Data for the task Block Start

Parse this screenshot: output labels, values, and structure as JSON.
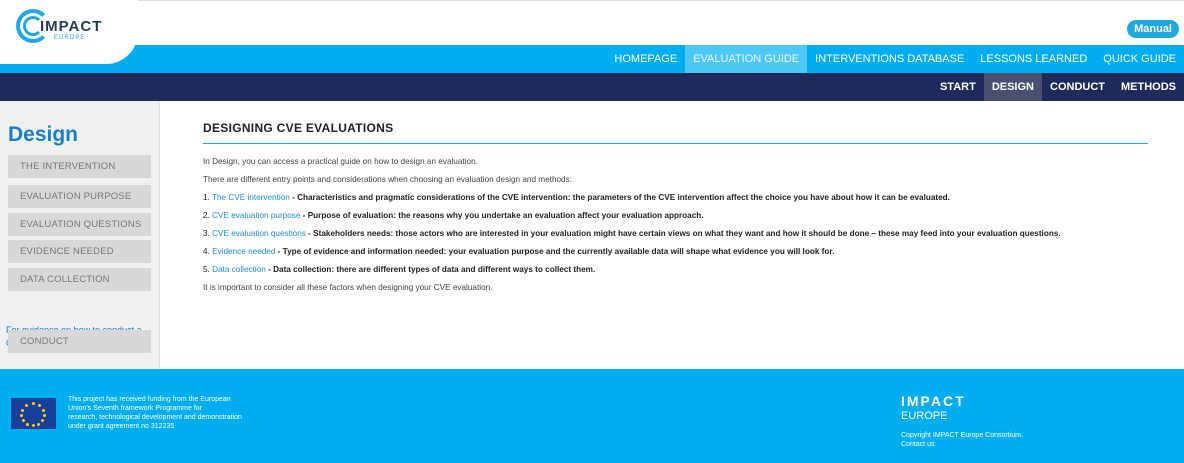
{
  "header": {
    "logo_text": "IMPACT",
    "logo_sub": "EUROPE",
    "manual_label": "Manual"
  },
  "main_nav": [
    {
      "label": "HOMEPAGE",
      "active": false
    },
    {
      "label": "EVALUATION GUIDE",
      "active": true
    },
    {
      "label": "INTERVENTIONS DATABASE",
      "active": false
    },
    {
      "label": "LESSONS LEARNED",
      "active": false
    },
    {
      "label": "QUICK GUIDE",
      "active": false
    }
  ],
  "sub_nav": [
    {
      "label": "START",
      "active": false
    },
    {
      "label": "DESIGN",
      "active": true
    },
    {
      "label": "CONDUCT",
      "active": false
    },
    {
      "label": "METHODS",
      "active": false
    }
  ],
  "sidebar": {
    "title": "Design",
    "items": [
      "THE INTERVENTION",
      "EVALUATION PURPOSE",
      "EVALUATION QUESTIONS",
      "EVIDENCE NEEDED",
      "DATA COLLECTION"
    ],
    "note": "For guidance on how to conduct a CVE evaluation, click here:",
    "conduct_label": "CONDUCT"
  },
  "content": {
    "title": "DESIGNING CVE EVALUATIONS",
    "intro1": "In Design, you can access a practical guide on how to design an evaluation.",
    "intro2": "There are different entry points and considerations when choosing an evaluation design and methods:",
    "items": [
      {
        "num": "1.",
        "link": "The CVE intervention",
        "text": " - Characteristics and pragmatic considerations of the CVE intervention: the parameters of the CVE intervention affect the choice you have about how it can be evaluated."
      },
      {
        "num": "2.",
        "link": "CVE evaluation purpose",
        "text": " - Purpose of evaluation: the reasons why you undertake an evaluation affect your evaluation approach."
      },
      {
        "num": "3.",
        "link": "CVE evaluation questions",
        "text": " - Stakeholders needs: those actors who are interested in your evaluation might have certain views on what they want and how it should be done – these may feed into your evaluation questions."
      },
      {
        "num": "4.",
        "link": "Evidence needed",
        "text": " - Type of evidence and information needed: your evaluation purpose and the currently available data will shape what evidence you will look for."
      },
      {
        "num": "5.",
        "link": "Data collection",
        "text": " - Data collection: there are different types of data and different ways to collect them."
      }
    ],
    "closing": "It is important to consider all these factors when designing your CVE evaluation."
  },
  "footer": {
    "funding_lines": [
      "This project has received funding from the European",
      "Union's Seventh framework Programme for",
      "research, technological development and demonstration",
      "under grant agreement no 312235"
    ],
    "brand": "IMPACT",
    "brand_sub": "EUROPE",
    "copyright": "Copyright IMPACT Europe Consortium.",
    "contact": "Contact us"
  },
  "colors": {
    "primary_blue": "#00aeef",
    "dark_navy": "#1e2a5a",
    "link_blue": "#1a8fd8"
  }
}
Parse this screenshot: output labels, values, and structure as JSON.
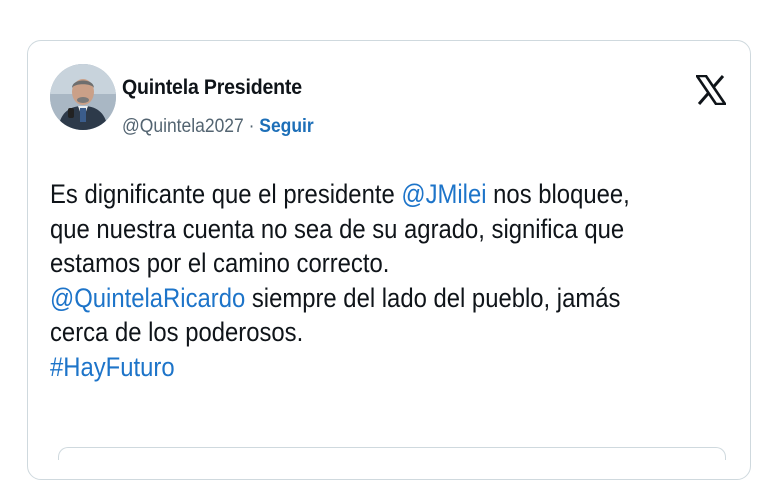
{
  "tweet": {
    "author_name": "Quintela Presidente",
    "author_handle": "@Quintela2027",
    "separator": " · ",
    "follow_label": "Seguir",
    "avatar_icon": "profile-photo",
    "platform_icon": "x-logo-icon",
    "body": {
      "line1_pre": "Es dignificante que el presidente ",
      "line1_mention": "@JMilei",
      "line1_post": " nos bloquee,",
      "line2": "que nuestra cuenta no sea de su agrado, significa que",
      "line3": "estamos por el camino correcto.",
      "line4_mention": "@QuintelaRicardo",
      "line4_post": " siempre del lado del pueblo, jamás",
      "line5": "cerca de los poderosos.",
      "line6_hashtag": "#HayFuturo"
    }
  },
  "colors": {
    "link": "#1d74c9",
    "text": "#0f1419",
    "secondary": "#536471",
    "border": "#cfd9de"
  }
}
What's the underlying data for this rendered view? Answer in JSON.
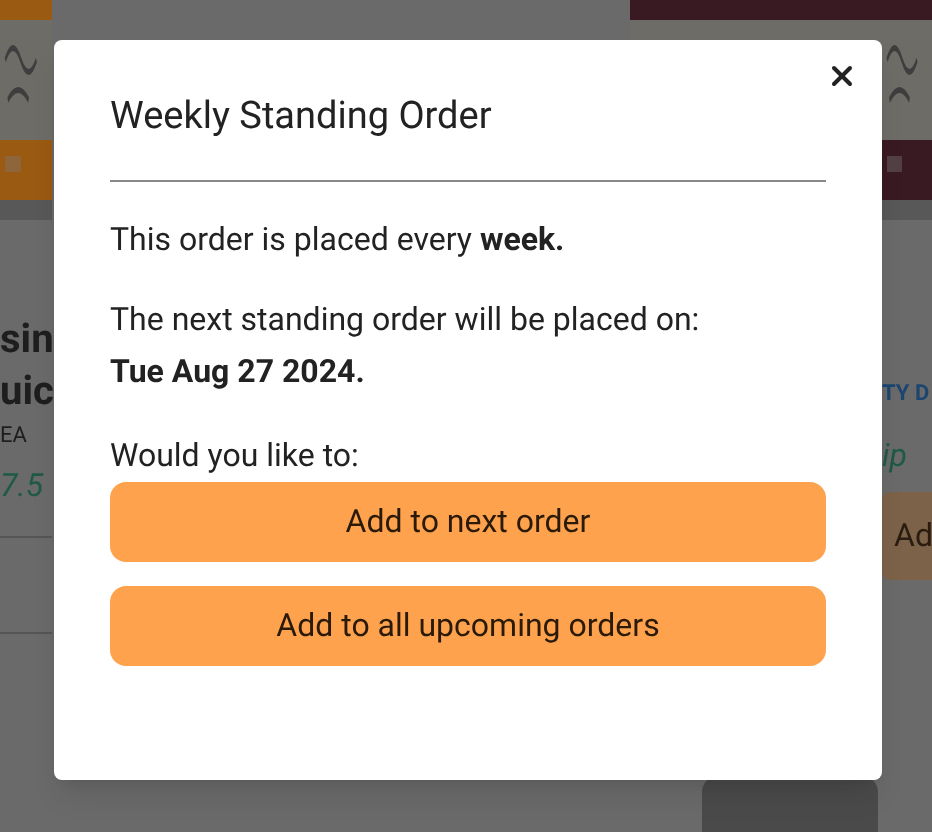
{
  "background": {
    "left_card": {
      "name_lines": [
        "sin",
        "uic"
      ],
      "unit": "EA",
      "price": "7.5"
    },
    "right_card": {
      "badge": "TY D",
      "price": "ip",
      "button": "Ad"
    }
  },
  "dialog": {
    "title": "Weekly Standing Order",
    "frequency": "This order is placed every **week.**",
    "next_order": {
      "label": "The next standing order will be placed on:",
      "date": "Tue Aug 27 2024."
    },
    "prompt": "Would you like to:",
    "buttons": [
      "Add to next order",
      "Add to all upcoming orders"
    ]
  }
}
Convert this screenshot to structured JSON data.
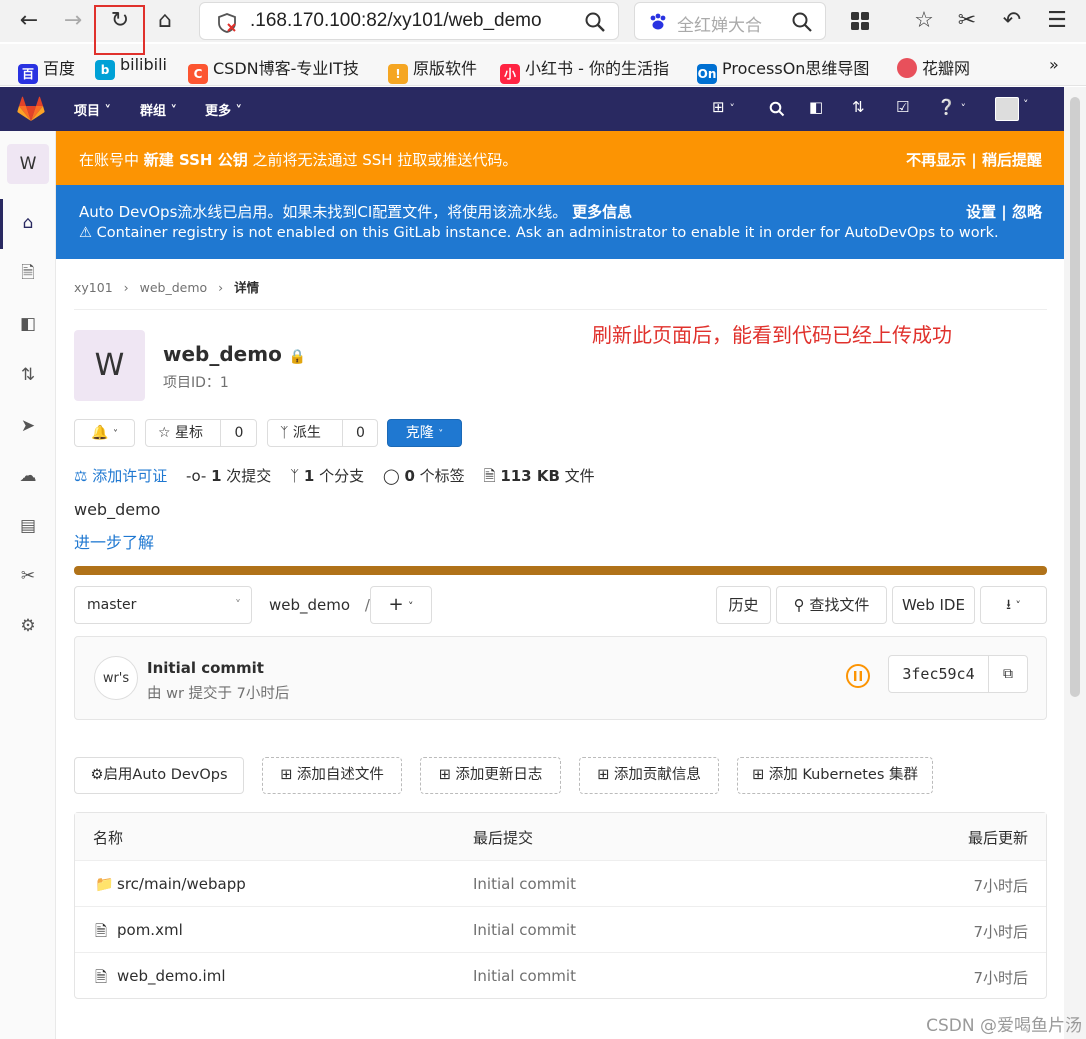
{
  "browser": {
    "url": ".168.170.100:82/xy101/web_demo",
    "search_placeholder": "全红婵大合",
    "bookmarks": [
      {
        "label": "百度",
        "icon": "baidu-icon",
        "color": "#2932e1"
      },
      {
        "label": "bilibili",
        "icon": "bilibili-icon",
        "color": "#00a1d6"
      },
      {
        "label": "CSDN博客-专业IT技",
        "icon": "csdn-icon",
        "color": "#fc5531"
      },
      {
        "label": "原版软件",
        "icon": "software-icon",
        "color": "#f5a623"
      },
      {
        "label": "小红书 - 你的生活指",
        "icon": "xiaohongshu-icon",
        "color": "#ff2442"
      },
      {
        "label": "ProcessOn思维导图",
        "icon": "processon-icon",
        "color": "#0070d2"
      },
      {
        "label": "花瓣网",
        "icon": "huaban-icon",
        "color": "#e8505b"
      }
    ],
    "more": "»"
  },
  "header": {
    "menu": [
      {
        "label": "项目"
      },
      {
        "label": "群组"
      },
      {
        "label": "更多"
      }
    ],
    "bg_color": "#292961"
  },
  "sidebar": {
    "avatar_letter": "W"
  },
  "banners": {
    "ssh": {
      "text_prefix": "在账号中 ",
      "text_bold": "新建 SSH 公钥",
      "text_suffix": " 之前将无法通过 SSH 拉取或推送代码。",
      "actions": "不再显示 | 稍后提醒",
      "color": "#fc9403"
    },
    "devops": {
      "line1": "Auto DevOps流水线已启用。如果未找到CI配置文件，将使用该流水线。",
      "more_info": "更多信息",
      "line2": "Container registry is not enabled on this GitLab instance. Ask an administrator to enable it in order for AutoDevOps to work.",
      "actions": "设置 | 忽略",
      "color": "#1f78d1"
    }
  },
  "breadcrumb": {
    "items": [
      "xy101",
      "web_demo",
      "详情"
    ]
  },
  "annotation": "刷新此页面后，能看到代码已经上传成功",
  "project": {
    "avatar_letter": "W",
    "name": "web_demo",
    "id_label": "项目ID：1",
    "star_label": "星标",
    "star_count": "0",
    "fork_label": "派生",
    "fork_count": "0",
    "clone_label": "克隆",
    "stats": {
      "license": "添加许可证",
      "commits_num": "1",
      "commits_label": " 次提交",
      "branches_num": "1",
      "branches_label": " 个分支",
      "tags_num": "0",
      "tags_label": " 个标签",
      "size_num": "113 KB",
      "size_label": " 文件"
    },
    "description": "web_demo",
    "learn_more": "进一步了解"
  },
  "repo": {
    "branch": "master",
    "path": "web_demo",
    "slash": "/",
    "history": "历史",
    "find_file": "查找文件",
    "web_ide": "Web IDE"
  },
  "commit": {
    "avatar_alt": "wr's",
    "title": "Initial commit",
    "meta": "由 wr 提交于 7小时后",
    "sha": "3fec59c4"
  },
  "actions": {
    "enable_devops": "启用Auto DevOps",
    "add_readme": "添加自述文件",
    "add_changelog": "添加更新日志",
    "add_contributing": "添加贡献信息",
    "add_k8s": "添加 Kubernetes 集群"
  },
  "files": {
    "headers": {
      "name": "名称",
      "last_commit": "最后提交",
      "last_update": "最后更新"
    },
    "rows": [
      {
        "name": "src/main/webapp",
        "commit": "Initial commit",
        "updated": "7小时后",
        "type": "folder"
      },
      {
        "name": "pom.xml",
        "commit": "Initial commit",
        "updated": "7小时后",
        "type": "file"
      },
      {
        "name": "web_demo.iml",
        "commit": "Initial commit",
        "updated": "7小时后",
        "type": "file"
      }
    ]
  },
  "watermark": "CSDN @爱喝鱼片汤"
}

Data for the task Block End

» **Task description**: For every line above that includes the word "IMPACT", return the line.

» **Your response**:
    "logo_text": "IMPACT",
    "brand": "IMPACT",
    "copyright": "Copyright IMPACT Europe Consortium.",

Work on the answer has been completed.